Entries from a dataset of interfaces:
....................

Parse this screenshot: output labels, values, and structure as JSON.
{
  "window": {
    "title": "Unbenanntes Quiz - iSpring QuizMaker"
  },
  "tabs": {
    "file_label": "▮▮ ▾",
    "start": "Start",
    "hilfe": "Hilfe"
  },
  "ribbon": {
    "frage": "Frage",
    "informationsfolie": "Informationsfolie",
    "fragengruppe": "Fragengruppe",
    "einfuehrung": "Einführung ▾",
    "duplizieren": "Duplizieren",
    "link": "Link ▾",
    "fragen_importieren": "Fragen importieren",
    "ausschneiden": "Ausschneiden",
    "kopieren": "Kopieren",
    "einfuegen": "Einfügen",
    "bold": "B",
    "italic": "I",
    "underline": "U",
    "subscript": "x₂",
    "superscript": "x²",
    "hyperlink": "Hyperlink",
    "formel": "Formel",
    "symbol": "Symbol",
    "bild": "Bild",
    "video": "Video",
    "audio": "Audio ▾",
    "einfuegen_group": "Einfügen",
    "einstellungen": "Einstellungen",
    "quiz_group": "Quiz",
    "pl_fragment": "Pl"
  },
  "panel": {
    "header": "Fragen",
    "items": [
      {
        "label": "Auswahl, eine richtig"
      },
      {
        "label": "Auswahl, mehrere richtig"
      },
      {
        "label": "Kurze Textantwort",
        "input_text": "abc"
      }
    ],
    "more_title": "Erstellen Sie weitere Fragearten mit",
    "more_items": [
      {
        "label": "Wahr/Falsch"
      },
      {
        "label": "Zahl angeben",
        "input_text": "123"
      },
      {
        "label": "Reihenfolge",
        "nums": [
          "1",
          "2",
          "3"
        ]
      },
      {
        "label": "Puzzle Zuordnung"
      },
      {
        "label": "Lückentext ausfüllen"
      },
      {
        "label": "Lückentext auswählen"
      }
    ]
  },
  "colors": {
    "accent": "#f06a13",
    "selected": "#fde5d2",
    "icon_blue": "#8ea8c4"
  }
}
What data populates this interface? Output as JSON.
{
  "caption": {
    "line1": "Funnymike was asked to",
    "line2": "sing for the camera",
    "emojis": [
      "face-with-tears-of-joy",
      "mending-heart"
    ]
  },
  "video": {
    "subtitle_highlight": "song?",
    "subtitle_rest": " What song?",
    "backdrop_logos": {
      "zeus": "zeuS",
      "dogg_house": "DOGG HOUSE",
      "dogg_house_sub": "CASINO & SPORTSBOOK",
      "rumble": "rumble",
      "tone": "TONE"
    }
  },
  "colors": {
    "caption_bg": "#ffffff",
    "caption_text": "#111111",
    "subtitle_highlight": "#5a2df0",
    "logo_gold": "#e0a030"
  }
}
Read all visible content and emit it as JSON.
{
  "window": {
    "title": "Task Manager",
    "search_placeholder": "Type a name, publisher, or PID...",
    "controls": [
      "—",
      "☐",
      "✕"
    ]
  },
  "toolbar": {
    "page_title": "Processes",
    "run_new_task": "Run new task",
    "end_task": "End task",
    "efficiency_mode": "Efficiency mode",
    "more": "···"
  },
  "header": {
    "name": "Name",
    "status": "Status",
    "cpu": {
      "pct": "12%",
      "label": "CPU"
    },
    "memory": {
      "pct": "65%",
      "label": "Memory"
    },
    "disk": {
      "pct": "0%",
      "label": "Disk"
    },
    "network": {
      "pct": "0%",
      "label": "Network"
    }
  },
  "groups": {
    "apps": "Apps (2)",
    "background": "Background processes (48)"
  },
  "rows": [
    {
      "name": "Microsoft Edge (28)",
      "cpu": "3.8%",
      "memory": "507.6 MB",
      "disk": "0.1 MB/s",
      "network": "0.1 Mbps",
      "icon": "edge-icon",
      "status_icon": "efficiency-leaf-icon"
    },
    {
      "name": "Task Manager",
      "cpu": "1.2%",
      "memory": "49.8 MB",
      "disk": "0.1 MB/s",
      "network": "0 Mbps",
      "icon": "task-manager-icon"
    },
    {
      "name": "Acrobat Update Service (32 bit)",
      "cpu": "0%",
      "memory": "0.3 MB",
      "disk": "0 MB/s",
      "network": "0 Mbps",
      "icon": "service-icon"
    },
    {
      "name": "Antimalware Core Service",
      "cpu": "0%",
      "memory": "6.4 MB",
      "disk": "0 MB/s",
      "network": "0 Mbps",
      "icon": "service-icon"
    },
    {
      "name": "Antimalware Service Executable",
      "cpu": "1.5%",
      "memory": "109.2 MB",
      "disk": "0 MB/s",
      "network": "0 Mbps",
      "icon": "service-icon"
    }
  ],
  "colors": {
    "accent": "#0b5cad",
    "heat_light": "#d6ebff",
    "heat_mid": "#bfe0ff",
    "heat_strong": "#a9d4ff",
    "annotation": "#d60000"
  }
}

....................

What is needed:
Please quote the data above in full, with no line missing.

Result of the exercise:
Parse this screenshot: output labels, values, and structure as JSON.
{
  "window": {
    "title": "Unbenanntes Quiz - iSpring QuizMaker"
  },
  "tabs": {
    "file_label": "▮▮ ▾",
    "start": "Start",
    "hilfe": "Hilfe"
  },
  "ribbon": {
    "frage": "Frage",
    "informationsfolie": "Informationsfolie",
    "fragengruppe": "Fragengruppe",
    "einfuehrung": "Einführung ▾",
    "duplizieren": "Duplizieren",
    "link": "Link ▾",
    "fragen_importieren": "Fragen importieren",
    "ausschneiden": "Ausschneiden",
    "kopieren": "Kopieren",
    "einfuegen": "Einfügen",
    "bold": "B",
    "italic": "I",
    "underline": "U",
    "subscript": "x₂",
    "superscript": "x²",
    "hyperlink": "Hyperlink",
    "formel": "Formel",
    "symbol": "Symbol",
    "bild": "Bild",
    "video": "Video",
    "audio": "Audio ▾",
    "einfuegen_group": "Einfügen",
    "einstellungen": "Einstellungen",
    "quiz_group": "Quiz",
    "pl_fragment": "Pl"
  },
  "panel": {
    "header": "Fragen",
    "items": [
      {
        "label": "Auswahl, eine richtig"
      },
      {
        "label": "Auswahl, mehrere richtig"
      },
      {
        "label": "Kurze Textantwort",
        "input_text": "abc"
      }
    ],
    "more_title": "Erstellen Sie weitere Fragearten mit",
    "more_items": [
      {
        "label": "Wahr/Falsch"
      },
      {
        "label": "Zahl angeben",
        "input_text": "123"
      },
      {
        "label": "Reihenfolge",
        "nums": [
          "1",
          "2",
          "3"
        ]
      },
      {
        "label": "Puzzle Zuordnung"
      },
      {
        "label": "Lückentext ausfüllen"
      },
      {
        "label": "Lückentext auswählen"
      }
    ]
  },
  "colors": {
    "accent": "#f06a13",
    "selected": "#fde5d2",
    "icon_blue": "#8ea8c4"
  }
}
What data populates this interface? Output as JSON.
{
  "caption": {
    "line1": "Funnymike was asked to",
    "line2": "sing for the camera",
    "emojis": [
      "face-with-tears-of-joy",
      "mending-heart"
    ]
  },
  "video": {
    "subtitle_highlight": "song?",
    "subtitle_rest": " What song?",
    "backdrop_logos": {
      "zeus": "zeuS",
      "dogg_house": "DOGG HOUSE",
      "dogg_house_sub": "CASINO & SPORTSBOOK",
      "rumble": "rumble",
      "tone": "TONE"
    }
  },
  "colors": {
    "caption_bg": "#ffffff",
    "caption_text": "#111111",
    "subtitle_highlight": "#5a2df0",
    "logo_gold": "#e0a030"
  }
}
Read all visible content and emit it as JSON.
{
  "window": {
    "title": "Task Manager",
    "search_placeholder": "Type a name, publisher, or PID...",
    "controls": [
      "—",
      "☐",
      "✕"
    ]
  },
  "toolbar": {
    "page_title": "Processes",
    "run_new_task": "Run new task",
    "end_task": "End task",
    "efficiency_mode": "Efficiency mode",
    "more": "···"
  },
  "header": {
    "name": "Name",
    "status": "Status",
    "cpu": {
      "pct": "12%",
      "label": "CPU"
    },
    "memory": {
      "pct": "65%",
      "label": "Memory"
    },
    "disk": {
      "pct": "0%",
      "label": "Disk"
    },
    "network": {
      "pct": "0%",
      "label": "Network"
    }
  },
  "groups": {
    "apps": "Apps (2)",
    "background": "Background processes (48)"
  },
  "rows": [
    {
      "name": "Microsoft Edge (28)",
      "cpu": "3.8%",
      "memory": "507.6 MB",
      "disk": "0.1 MB/s",
      "network": "0.1 Mbps",
      "icon": "edge-icon",
      "status_icon": "efficiency-leaf-icon"
    },
    {
      "name": "Task Manager",
      "cpu": "1.2%",
      "memory": "49.8 MB",
      "disk": "0.1 MB/s",
      "network": "0 Mbps",
      "icon": "task-manager-icon"
    },
    {
      "name": "Acrobat Update Service (32 bit)",
      "cpu": "0%",
      "memory": "0.3 MB",
      "disk": "0 MB/s",
      "network": "0 Mbps",
      "icon": "service-icon"
    },
    {
      "name": "Antimalware Core Service",
      "cpu": "0%",
      "memory": "6.4 MB",
      "disk": "0 MB/s",
      "network": "0 Mbps",
      "icon": "service-icon"
    },
    {
      "name": "Antimalware Service Executable",
      "cpu": "1.5%",
      "memory": "109.2 MB",
      "disk": "0 MB/s",
      "network": "0 Mbps",
      "icon": "service-icon"
    }
  ],
  "colors": {
    "accent": "#0b5cad",
    "heat_light": "#d6ebff",
    "heat_mid": "#bfe0ff",
    "heat_strong": "#a9d4ff",
    "annotation": "#d60000"
  }
}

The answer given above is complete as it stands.